Eventually you will meet the road once more where you turn left and walk along the road for about half a mile.

You will then see on your right the chalk track that heads back following your first section back to the monument.

I have included a GPX file to assist you here: Tatton Sykes Monument – Map – Walkshire | Welcome to Yorkshire

The Hole of Horcum Circular

The Hole of Horcum is a popular walking destination in the North York Moors and it is easy to see why. A huge natural amphitheatre, carved out over time, together with some quite amazing landscapes.

When viewed from above, a view you get right at the start of the walk, it looks like a huge bowl carved out of the land. It is huge at 400 feet (120 m) deep and about ¾ mile (1.2 km) across. Quite spectacular to see with your own eyes.

Also known as a ‘Devil’s Punchbowl’, legend has it that a giant named Wade was having an argument with his wife. He scooped up some land to throw at her. In reality, the anomaly was created by water seeping up the hillside and eroding it, widening the valley over millennia.

This 5 mile circular walk gives you a whole experience of the Hole of Horcum.
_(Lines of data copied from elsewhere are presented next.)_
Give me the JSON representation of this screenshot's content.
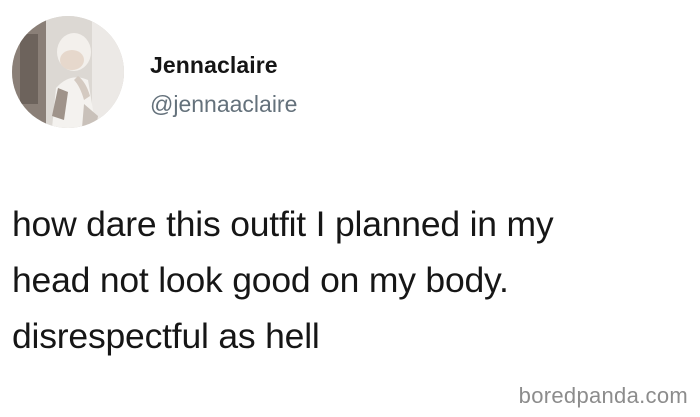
{
  "profile": {
    "display_name": "Jennaclaire",
    "handle": "@jennaaclaire",
    "avatar_icon": "profile-photo"
  },
  "tweet": {
    "lines": [
      "how dare this outfit I planned in my",
      "head not look good on my body.",
      "disrespectful as hell"
    ]
  },
  "watermark": {
    "text": "boredpanda.com"
  }
}
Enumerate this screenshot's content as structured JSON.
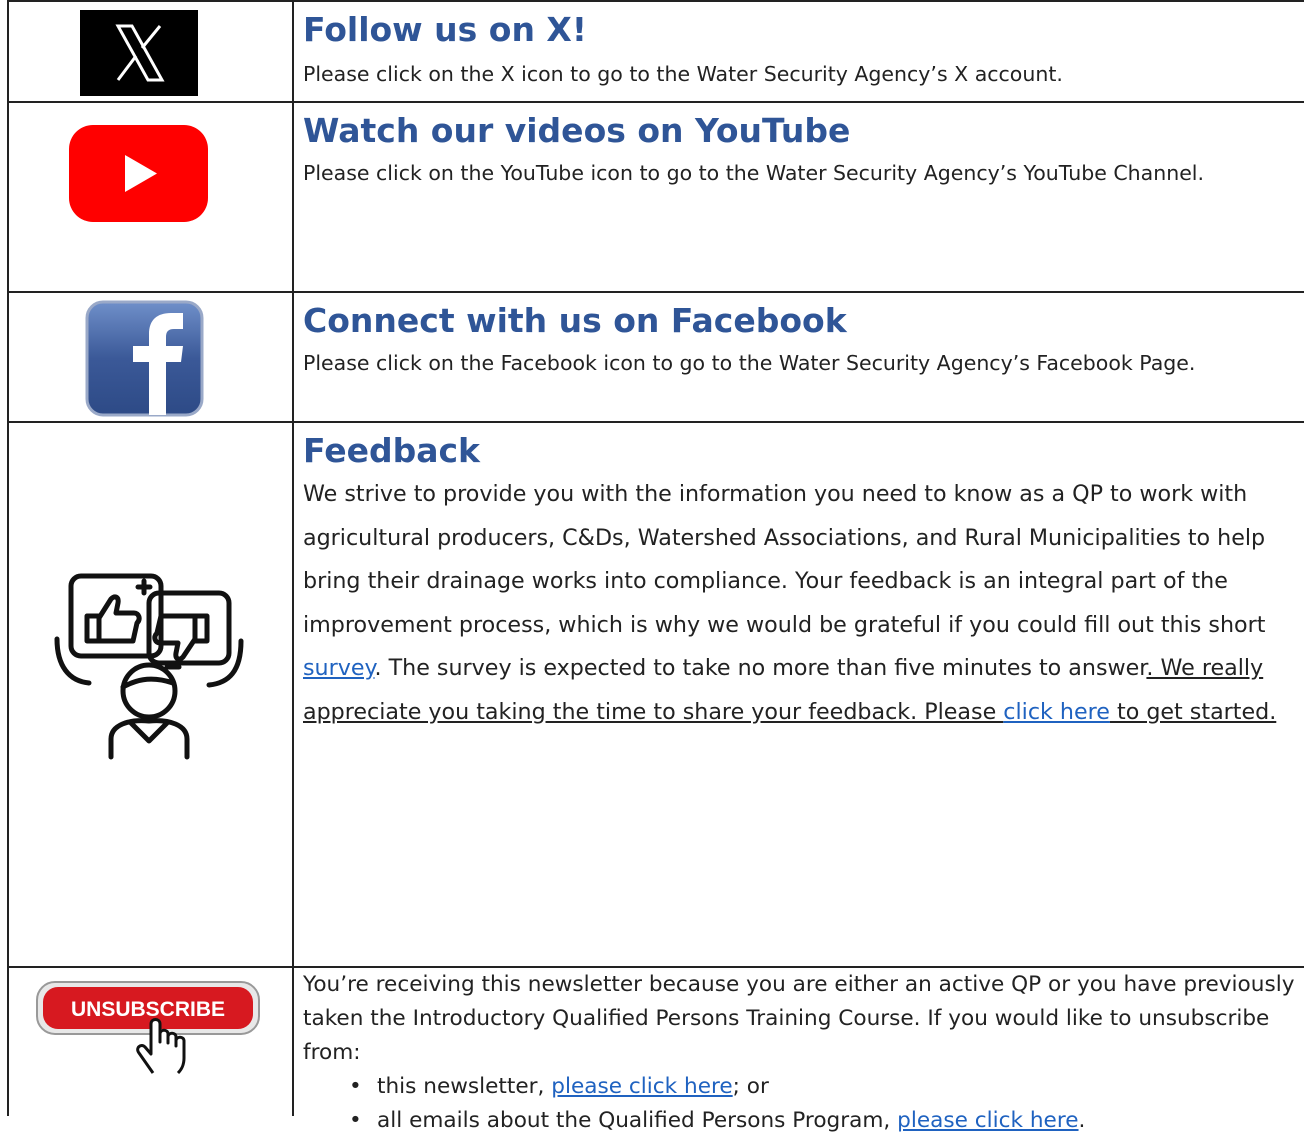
{
  "rows": {
    "x": {
      "icon": "x-logo-icon",
      "heading": "Follow us on X!",
      "text": "Please click on the X icon to go to the Water Security Agency’s X account."
    },
    "youtube": {
      "icon": "youtube-logo-icon",
      "heading": "Watch our videos on YouTube",
      "text": "Please click on the YouTube icon to go to the Water Security Agency’s YouTube Channel."
    },
    "facebook": {
      "icon": "facebook-logo-icon",
      "heading": "Connect with us on Facebook",
      "text": "Please click on the Facebook icon to go to the Water Security Agency’s Facebook Page."
    },
    "feedback": {
      "icon": "feedback-thumbs-icon",
      "heading": "Feedback",
      "text_1": "We strive to provide you with the information you need to know as a QP to work with agricultural producers, C&Ds, Watershed Associations, and Rural Municipalities to help bring their drainage works into compliance. Your feedback is an integral part of the improvement process, which is why we would be grateful if you could fill out this short ",
      "survey_link": "survey",
      "text_2": ". The survey is expected to take no more than five minutes to answer",
      "text_3": ". We really appreciate you taking the time to share your feedback. Please ",
      "click_here_link": "click here",
      "text_4": " to get started."
    },
    "unsubscribe": {
      "icon": "unsubscribe-button-icon",
      "badge_label": "UNSUBSCRIBE",
      "intro": "You’re receiving this newsletter because you are either an active QP or you have previously taken the Introductory Qualified Persons Training Course. If you would like to unsubscribe from:",
      "item_1_prefix": "this newsletter, ",
      "item_1_link": "please click here",
      "item_1_suffix": "; or",
      "item_2_prefix": "all emails about the Qualified Persons Program, ",
      "item_2_link": "please click here",
      "item_2_suffix": "."
    }
  },
  "colors": {
    "heading": "#2f5597",
    "link": "#1f62c0",
    "youtube_red": "#ff0000",
    "facebook_blue": "#3b5998",
    "unsubscribe_red": "#d71920"
  }
}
Walking around it from the top then back along, within and through the bottom of it.

The walk starts and ends at Saltergate Car Park and as soon as you get out of the car you get a panoramic view of this natural phenomenon. 
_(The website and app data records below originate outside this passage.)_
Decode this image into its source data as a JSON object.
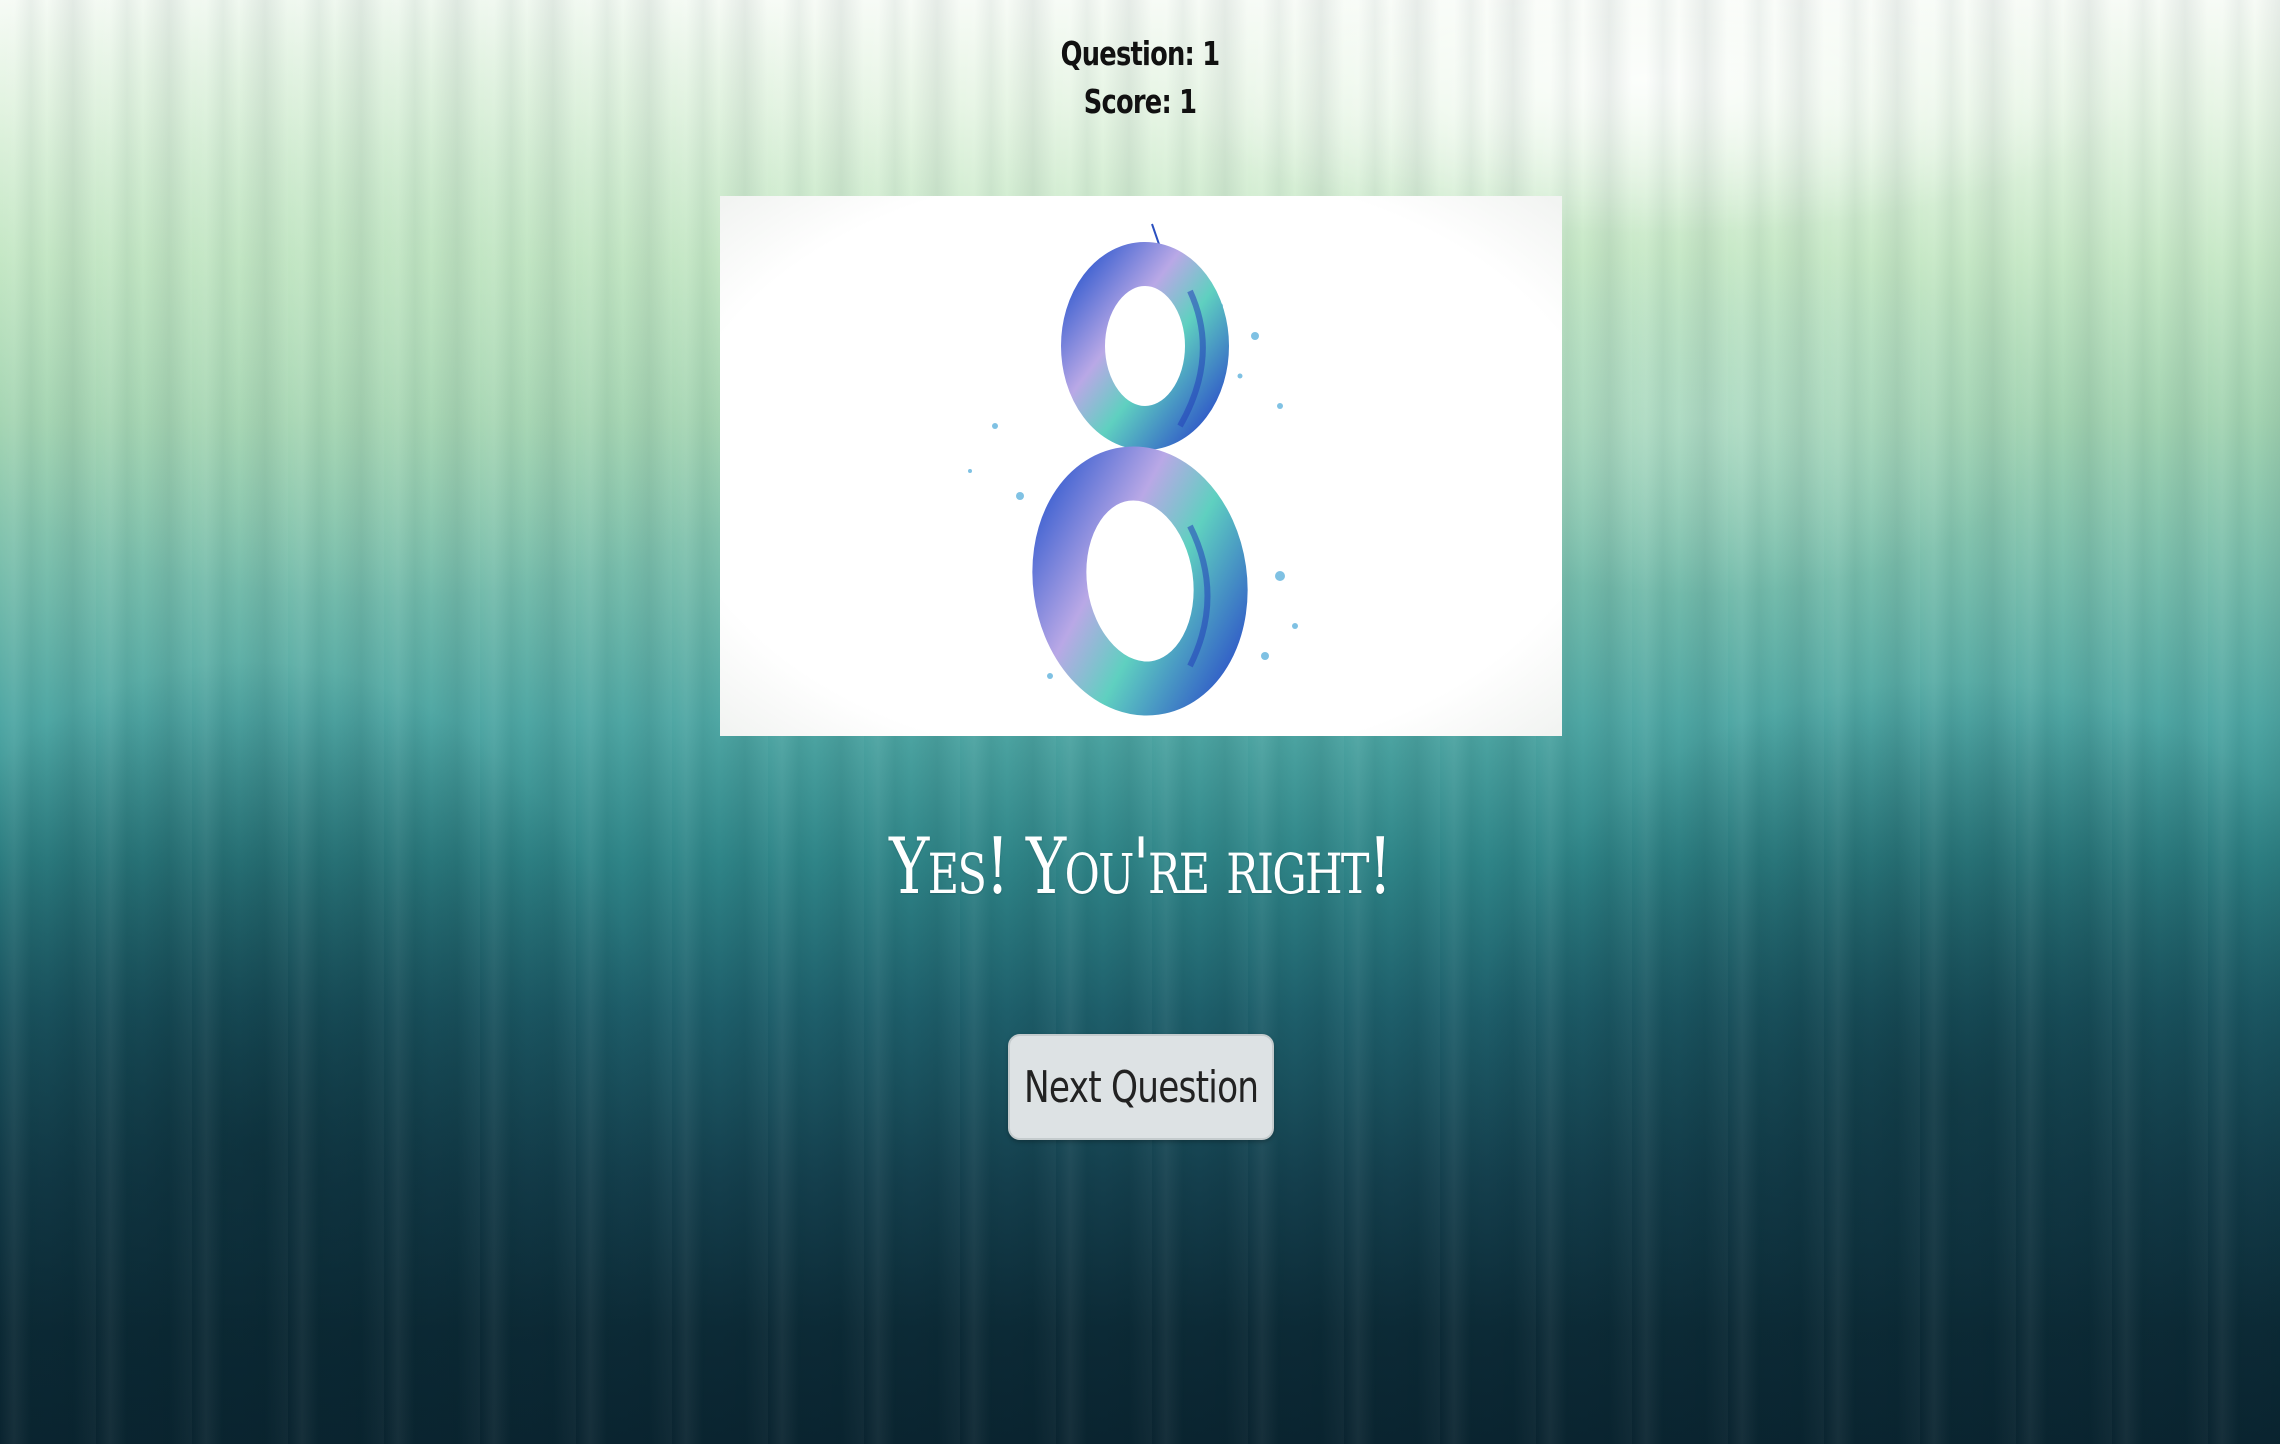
{
  "header": {
    "question_label": "Question: 1",
    "score_label": "Score: 1"
  },
  "image": {
    "depicted_digit": "8",
    "colors": {
      "blue": "#2f56c8",
      "teal": "#5fd0c0",
      "lilac": "#b9a8e6"
    }
  },
  "feedback": {
    "message": "Yes! You're right!"
  },
  "actions": {
    "next_label": "Next Question"
  }
}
After carefully crossing the road, turn right along the top of the rim/edge of the hole. Take in the expansive views.

You will then reach a gate with options to turn. Go through the gate and straight on. This takes you over Levisham Moor, amongst the heather and keeping the views over the Hole of Horcum from above. This is a wide path that runs for around 2 miles.

Then you will come to a signpost. To continue the circular walk, turn left where it is signposted ‘Hole of Horcum’.

In this next section the scenery changes and you follow rows of trees and a stream. Look out for the Highland Cattle.

At the bottom of this path you come across another signpost where the river and stream meet. Again turn left following ‘Hole of Horcum’.

From now on you are walking straight up the middle of the natural wonder. Taking in the views from within. The path passes through fields and beside an old farmstead that was located within here once upon a time. Sheep and cows graze all around.

Of course, we started up at the top and you can see straight ahead the final section which is a climb back up to the top. Not too long a climb, but take rests and, as you pause, look back over the landscape. It is definitely unique and to be savoured.

At the top of the climb you end up back on the path you started on. Turn right and back to the car park where a refreshment van awaits.

I have put a route GPX on Walkshire.com to help you get around if needed.